Guest Artist, in the collection

Woody Vasulka studied engineering at the Industrial Engineering School in Brno and at the Film Faculty at Academy of Performing Arts (FAMU), in Prague in the 1950s and 1960s. He immigrated to New York in 1965, Since 1969 he has been working primarily with the new medium of video researching the structures of the electronic image. Along with his colleague and life companion, Steina, Woody Vasulka counts among the pioneers of video art. Together, they founded the experimental theater for electronic arts, The Kitchen, in 1971. In 1973, Vasulka accepted an invitation by Gerald O’Grady to the then newly established Center for Media Study at the State University of New York in Buffalo (New York) where he took up a professorship and taught until 1979. The Vasulkas have been living and working in Santa Fe (New Mexico) since 1980 where they initiated the research institute Art and Science Laboratory, in 1999.

The focal point of Woody Vasulka’s artistic work is the thorough going analysis of the materiality of the video as a medium, the research of its inherent laws and the potential extension of the electronic image by the application of analogue and digital tools. In numerous works since the 1960s, he has researched, both formally and in terms of content, the narrative, syntactical and metaphorical potential of electronic imaging and processing, in cooperation with Steina and numerous of technicians, programmers and artists. One consistently important point of departure in this connection is the relationship of electronic image and sound signal, both of which follow the same physical laws. Hence, Vasulka’s language of images consistently draws on the translation of electronic signals in grid and wave forms and images synthetically generated by means of frequency and voltage and later by digital code. Early technical studies from the 1970s, predominantly videos, screen-scans and prints – incomplete series – developed during the 1980s to lengthier, narrative video works such as »The Commission« (1983) or »Art of Memory« (1987). Vasulka understands images as objects on the basis of their technical composition and representational potential. In addition to digital video processing and algorithmic image generation (vide the development of the Digital Image Articulator together with Jeffrey Schier, in 1979) he began to occupy himself increasingly with three dimensional mechanical languages and robotics. In the series of works titled »The Brotherhood« (1990–1998), he developed interactive sound-, image- and robotic installations, which visualize the poles between reality (theater, installation space) and virtual space (computer, video, sound).

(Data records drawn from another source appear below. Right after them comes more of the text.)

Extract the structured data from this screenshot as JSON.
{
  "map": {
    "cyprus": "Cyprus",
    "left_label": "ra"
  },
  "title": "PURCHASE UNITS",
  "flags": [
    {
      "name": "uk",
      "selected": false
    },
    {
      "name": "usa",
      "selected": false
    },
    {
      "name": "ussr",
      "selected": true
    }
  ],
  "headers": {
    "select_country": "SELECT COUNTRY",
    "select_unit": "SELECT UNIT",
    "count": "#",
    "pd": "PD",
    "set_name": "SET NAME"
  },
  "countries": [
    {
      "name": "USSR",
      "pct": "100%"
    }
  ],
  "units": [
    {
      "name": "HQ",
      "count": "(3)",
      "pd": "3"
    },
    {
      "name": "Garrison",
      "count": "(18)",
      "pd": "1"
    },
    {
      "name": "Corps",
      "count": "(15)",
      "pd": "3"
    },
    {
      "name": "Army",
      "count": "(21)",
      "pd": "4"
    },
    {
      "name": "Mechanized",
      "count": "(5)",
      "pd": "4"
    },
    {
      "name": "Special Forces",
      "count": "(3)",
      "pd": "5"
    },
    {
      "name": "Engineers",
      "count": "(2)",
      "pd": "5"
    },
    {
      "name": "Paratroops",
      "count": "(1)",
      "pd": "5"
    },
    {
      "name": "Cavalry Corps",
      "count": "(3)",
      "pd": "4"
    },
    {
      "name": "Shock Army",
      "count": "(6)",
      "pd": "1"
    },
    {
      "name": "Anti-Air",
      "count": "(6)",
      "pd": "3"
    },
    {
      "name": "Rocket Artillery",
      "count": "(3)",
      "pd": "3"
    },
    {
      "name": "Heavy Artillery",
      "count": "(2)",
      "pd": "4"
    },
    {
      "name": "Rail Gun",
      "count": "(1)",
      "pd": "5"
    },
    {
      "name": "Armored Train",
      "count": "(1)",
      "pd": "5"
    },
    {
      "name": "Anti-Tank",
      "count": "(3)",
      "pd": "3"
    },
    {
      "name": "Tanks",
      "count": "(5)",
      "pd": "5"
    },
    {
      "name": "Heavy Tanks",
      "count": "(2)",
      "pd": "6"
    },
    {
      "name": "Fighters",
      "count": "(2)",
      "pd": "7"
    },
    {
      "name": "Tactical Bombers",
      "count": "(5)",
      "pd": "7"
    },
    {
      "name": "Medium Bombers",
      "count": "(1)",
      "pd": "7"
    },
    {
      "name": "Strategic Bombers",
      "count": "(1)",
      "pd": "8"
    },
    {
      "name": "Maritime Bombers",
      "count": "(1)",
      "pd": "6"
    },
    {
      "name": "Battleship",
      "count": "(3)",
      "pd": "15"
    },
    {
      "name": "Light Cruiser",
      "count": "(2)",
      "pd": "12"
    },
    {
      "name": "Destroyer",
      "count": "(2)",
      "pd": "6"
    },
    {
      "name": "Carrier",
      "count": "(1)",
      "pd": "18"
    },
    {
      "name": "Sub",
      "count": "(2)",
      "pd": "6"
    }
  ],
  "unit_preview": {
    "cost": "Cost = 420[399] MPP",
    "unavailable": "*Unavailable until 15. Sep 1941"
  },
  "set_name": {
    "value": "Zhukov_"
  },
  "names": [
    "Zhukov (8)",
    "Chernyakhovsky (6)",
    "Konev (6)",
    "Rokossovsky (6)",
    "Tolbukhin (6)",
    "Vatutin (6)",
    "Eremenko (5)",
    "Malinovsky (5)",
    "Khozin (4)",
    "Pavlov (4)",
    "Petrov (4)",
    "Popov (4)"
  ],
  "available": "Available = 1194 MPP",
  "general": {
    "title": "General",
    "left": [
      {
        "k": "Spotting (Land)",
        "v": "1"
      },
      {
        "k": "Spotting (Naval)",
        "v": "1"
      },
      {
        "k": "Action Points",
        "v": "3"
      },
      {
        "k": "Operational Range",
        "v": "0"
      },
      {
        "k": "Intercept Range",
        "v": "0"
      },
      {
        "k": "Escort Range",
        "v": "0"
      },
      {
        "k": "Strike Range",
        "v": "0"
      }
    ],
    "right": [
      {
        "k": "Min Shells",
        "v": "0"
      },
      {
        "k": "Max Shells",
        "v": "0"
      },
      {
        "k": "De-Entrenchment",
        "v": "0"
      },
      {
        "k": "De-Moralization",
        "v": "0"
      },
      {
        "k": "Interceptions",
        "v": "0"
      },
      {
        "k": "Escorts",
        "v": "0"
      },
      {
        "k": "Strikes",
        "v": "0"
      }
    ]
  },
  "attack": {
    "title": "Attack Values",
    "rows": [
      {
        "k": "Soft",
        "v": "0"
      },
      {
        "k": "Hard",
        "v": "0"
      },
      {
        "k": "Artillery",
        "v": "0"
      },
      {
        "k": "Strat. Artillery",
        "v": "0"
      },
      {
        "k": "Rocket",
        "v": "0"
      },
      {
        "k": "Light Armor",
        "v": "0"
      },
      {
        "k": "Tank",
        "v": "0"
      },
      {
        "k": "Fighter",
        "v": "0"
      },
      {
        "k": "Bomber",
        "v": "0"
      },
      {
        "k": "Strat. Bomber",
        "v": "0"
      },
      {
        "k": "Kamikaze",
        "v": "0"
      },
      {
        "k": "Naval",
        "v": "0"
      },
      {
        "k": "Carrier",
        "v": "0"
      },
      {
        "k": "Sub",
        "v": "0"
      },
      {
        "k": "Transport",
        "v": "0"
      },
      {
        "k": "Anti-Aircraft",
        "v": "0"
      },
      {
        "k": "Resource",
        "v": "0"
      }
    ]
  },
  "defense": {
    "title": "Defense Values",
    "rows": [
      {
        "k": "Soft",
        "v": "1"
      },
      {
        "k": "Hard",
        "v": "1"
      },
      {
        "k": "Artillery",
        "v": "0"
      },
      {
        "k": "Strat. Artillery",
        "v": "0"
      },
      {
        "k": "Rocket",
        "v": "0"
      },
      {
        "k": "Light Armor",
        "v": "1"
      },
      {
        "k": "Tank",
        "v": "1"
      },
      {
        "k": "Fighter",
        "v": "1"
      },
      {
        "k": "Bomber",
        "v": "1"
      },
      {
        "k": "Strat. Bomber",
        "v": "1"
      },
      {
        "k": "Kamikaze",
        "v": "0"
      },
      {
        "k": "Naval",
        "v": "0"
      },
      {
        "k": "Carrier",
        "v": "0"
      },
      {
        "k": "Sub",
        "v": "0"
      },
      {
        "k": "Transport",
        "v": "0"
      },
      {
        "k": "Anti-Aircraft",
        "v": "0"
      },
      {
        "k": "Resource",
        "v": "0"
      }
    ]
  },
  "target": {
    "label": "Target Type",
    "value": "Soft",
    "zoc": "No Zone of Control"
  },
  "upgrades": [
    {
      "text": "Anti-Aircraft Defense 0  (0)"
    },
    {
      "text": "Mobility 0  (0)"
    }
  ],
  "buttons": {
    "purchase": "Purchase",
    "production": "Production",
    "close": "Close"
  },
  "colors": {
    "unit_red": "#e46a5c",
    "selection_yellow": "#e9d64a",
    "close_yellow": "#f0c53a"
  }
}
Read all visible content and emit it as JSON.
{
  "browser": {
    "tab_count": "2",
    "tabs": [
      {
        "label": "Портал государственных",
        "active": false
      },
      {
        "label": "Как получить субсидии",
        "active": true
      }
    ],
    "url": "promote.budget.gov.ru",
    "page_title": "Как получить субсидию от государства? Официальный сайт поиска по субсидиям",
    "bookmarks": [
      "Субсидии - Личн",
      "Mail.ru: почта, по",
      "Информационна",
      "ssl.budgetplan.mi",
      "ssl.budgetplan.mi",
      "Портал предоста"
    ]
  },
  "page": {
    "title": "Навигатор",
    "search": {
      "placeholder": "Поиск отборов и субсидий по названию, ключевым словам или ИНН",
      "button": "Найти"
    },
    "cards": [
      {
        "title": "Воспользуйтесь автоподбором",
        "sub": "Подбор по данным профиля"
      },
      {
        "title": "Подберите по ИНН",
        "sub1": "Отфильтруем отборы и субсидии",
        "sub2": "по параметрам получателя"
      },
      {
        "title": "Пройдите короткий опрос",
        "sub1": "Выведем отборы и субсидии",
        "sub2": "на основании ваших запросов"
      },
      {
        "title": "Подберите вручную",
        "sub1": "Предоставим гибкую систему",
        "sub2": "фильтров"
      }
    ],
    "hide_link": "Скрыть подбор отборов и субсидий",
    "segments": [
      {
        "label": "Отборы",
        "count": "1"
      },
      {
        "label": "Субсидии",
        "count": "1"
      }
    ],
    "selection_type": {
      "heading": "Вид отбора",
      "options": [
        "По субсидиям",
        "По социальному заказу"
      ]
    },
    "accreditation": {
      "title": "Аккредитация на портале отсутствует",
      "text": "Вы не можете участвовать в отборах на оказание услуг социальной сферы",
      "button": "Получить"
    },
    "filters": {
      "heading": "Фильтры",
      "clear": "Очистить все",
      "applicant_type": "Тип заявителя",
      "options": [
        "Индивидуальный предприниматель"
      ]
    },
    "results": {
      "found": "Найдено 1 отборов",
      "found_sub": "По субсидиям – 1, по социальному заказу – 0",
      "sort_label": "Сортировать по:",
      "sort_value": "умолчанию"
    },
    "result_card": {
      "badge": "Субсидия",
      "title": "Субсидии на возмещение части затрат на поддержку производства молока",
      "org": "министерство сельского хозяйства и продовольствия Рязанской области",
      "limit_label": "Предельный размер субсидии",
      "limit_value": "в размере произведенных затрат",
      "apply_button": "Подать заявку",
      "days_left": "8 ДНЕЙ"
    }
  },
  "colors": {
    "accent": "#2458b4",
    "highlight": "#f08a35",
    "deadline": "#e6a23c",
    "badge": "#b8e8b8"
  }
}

For the art of the moving image, Vasulka represents the central figure of that group of artists work transitioning to the electronic and digital age. Nobody quite understands the structure and potential of the digital image as thoroughly as Vasulka. Accordingly, he finds himself in an ongoing process of research and experimentation. Thus, one defining characteristic is an immense productivity and continuous artistic development, which has led him from the technological development of analogue and digital media image manipulation to interactive, machine-guided spatial installations. Woody Vasulka continues to be fascinated with tools which facilitate the potential novel control and manipulation of images, and which, consequently, disclose to the observer the structure of the respective media.


Woody Vasulka's artistic roots lie in documentary film. After moving to New York in 1969 he worked there with famous film artists on the extension of filmic possibilities on a technical basis: ranging from the development of new cameras to that of novel projectors. It was within this context that he first occupied himself with the medium of video. Since then, Vasulka has investigated the structure and materiality as well as extension possibilities of the electronic image [frame] by means of analogical or digital tools. Unlike anyone else, he researched the self-contained realm of apparatuses, and with this expertise he created altogether novel kinds of images, whose machine aesthetic overpowered their filmic one. His apparatus-images are as technically artificial as no images have ever been before. He repeatedly worked with Steina and other artists, but also together with technicians, programmers, and information technology developers. Formally as well as with respect to content, the narrative, syntactic, and metaphoric potential of electronic image production and processing moved into the center of his interest. For example, he investigated the relationship between electronic images and audio signals, which follow the same physical laws and could be worked with using the same technical devices. The initial results of his analyses were mostly technical studies, in the form of videos, screen image scans, and printouts. Later longer, independent and narrative video works were produced, such as »The Commission« [1983], or »The Art of Memory« [1987]. Through digital video processing and the algorithmic generation of images and beyond [the 1979 development of the »Digital Image Articulator«, together with J. Schier], he increasingly occupied himself with three-dimensional image creation, machine languages, and robotics. In the series of works »Brotherhood« [1990-98], he developed installations with interactive sound, image, and robot components.

Woody Vasulka's continual artistic development ran parallel to the media’s technical development—ranging from analogic through digital image manipulation to interactive, machine-directed spatial installations. Even today, Vasulka is fascinated by the tools which enable novel control- and manipulation possibilities, thereby revealing each medium’s structure to the viewer.